Unsurprisingly we learn that this brashness has also led to Backstrom skipping his mandated check-ups to improve his heart (because improvements and weaknesses are lame), and if he doesn’t get back on them soon, he’s going to be facing some real problems in his job. This sub-plot mostly fizzles too. We know Backstrom is going to be in no real danger and that Amy is going to cause him to smarten up and get back on with his treatments. It feels like it’s just there to take up time and remind us that this is something that Backstrom is going through. A more radical turn or even seeing Backstrom get suspended for a few episodes (and needing to work out that tension at the same time) would have been a more interesting angle here. But perhaps this material will eventually build to something.
This episode also isn’t done any favors by the fact that it seems like it was pulled from production order and aired later on. We see Backstrom get his pedometer in this episode, yet we’ve seen him using it before. This episode mostly still works into Backstrom’s limited mythos, but the fact that it was pulled to air later shows that there was probably a lack of confidence in this episode, and it’s felt. Everything about this entry feels normal and ordinary.
For instance, we get plot points like Donald Sampson, the episode’s Donald Sterling substitute being chastised for his racial slurs, but really, is Backstrom himself that different? Honestly, I want to say we’ve seen him saying worse things on the show than Sampson does in the video. Granted, Sampson is a minor part of the episode but I just thought it was worth illuminating the vitriol and hatred that’s flung towards Sampson—showing the series attempts to have some degree of moral compass—while Backstrom is simultaneously being bigoted at the same time.
While we’re on the topic, the SCU’s Nadia has never really been given much of a character yet, with her instead mostly being objectified and mystified, but it doesn’t even feel like they’re trying with her anymore. She has the dialogue, “What do you think it stands for, you smartie pants, boys?” and it’s said with complete sincerity. It’s really embarrassing.

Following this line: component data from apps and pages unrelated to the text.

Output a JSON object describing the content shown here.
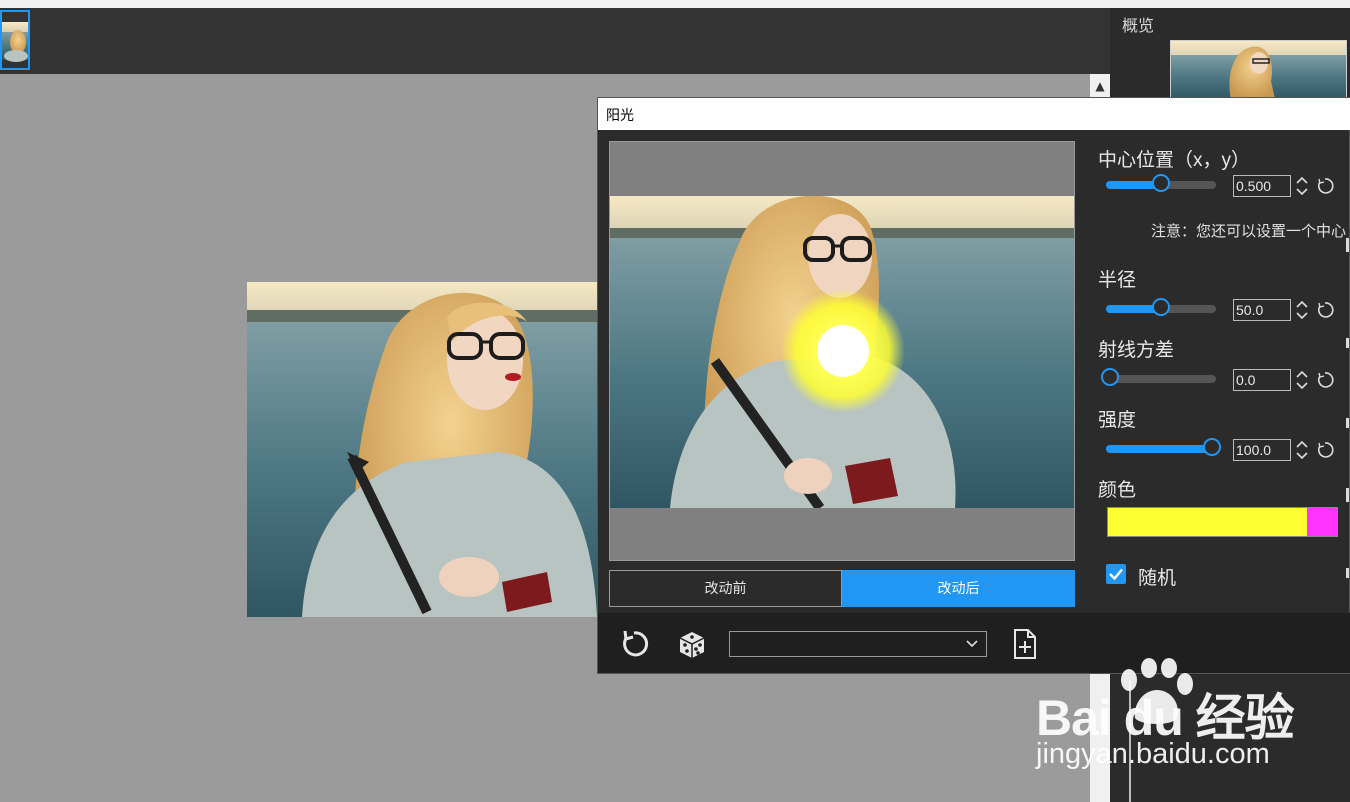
{
  "app": {
    "overview_label": "概览",
    "scroll_up_glyph": "▲"
  },
  "dialog": {
    "title": "阳光",
    "compare_tabs": {
      "before": "改动前",
      "after": "改动后",
      "active": "after"
    },
    "params": {
      "center": {
        "label": "中心位置（x，y）",
        "value": "0.500",
        "slider_fraction": 0.5
      },
      "note": "注意：您还可以设置一个中心",
      "radius": {
        "label": "半径",
        "value": "50.0",
        "slider_fraction": 0.5
      },
      "ray_variance": {
        "label": "射线方差",
        "value": "0.0",
        "slider_fraction": 0.0
      },
      "intensity": {
        "label": "强度",
        "value": "100.0",
        "slider_fraction": 1.0
      },
      "color": {
        "label": "颜色",
        "primary": "#ffff33",
        "secondary": "#ff33ff"
      },
      "random": {
        "label": "随机",
        "checked": true
      }
    },
    "toolbar": {
      "reset_icon": "reset-icon",
      "randomize_icon": "dice-icon",
      "preset_value": "",
      "new_preset_icon": "new-document-icon"
    }
  },
  "watermark": {
    "logo": "Bai du 经验",
    "url": "jingyan.baidu.com"
  },
  "colors": {
    "accent": "#2196f3",
    "dialog_bg": "#2b2b2b",
    "canvas_bg": "#9b9b9b"
  }
}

The real focal piece of the episode sees the entire SCU going undercover at the blackest of tie events to catch Sampson slipping up, but it’s really just an excuse to have them ogling each other and dressing up nicely. If there were any doubt of this, we’re “treated” to Backstrom in all of his made over glory getting a fancy entrance to the party set to Lil’ Jon’s “Turn Down the What?” There’s even an obligatory cringe-worthy, “Is that Backstrom?” that’s uttered just to remind you that you’re watching a pretty lazy television show. By the time we get to Backstrom and Gazanian dancing, drawing the attention and looks of partygoers due to just how good they are, the episode has moved to a pretty ridiculous level.
So while this episode is a lot of fluffy fun and goes down just fine, it’s not enough. We solve the hit-and-run down to the wire and the results are essentially irrelevant. We need to be building to something or at least see these characters learning from these lessons. At some point Backstrom’s actually going to need to charge into that bedroom swinging a baseball bat, whether there’s a possum in there or not. Just the fact that he doesn’t push his way out of the limelight is what’s important.
We’re not there this week. But maybe we’ll get splattered possum next Thursday.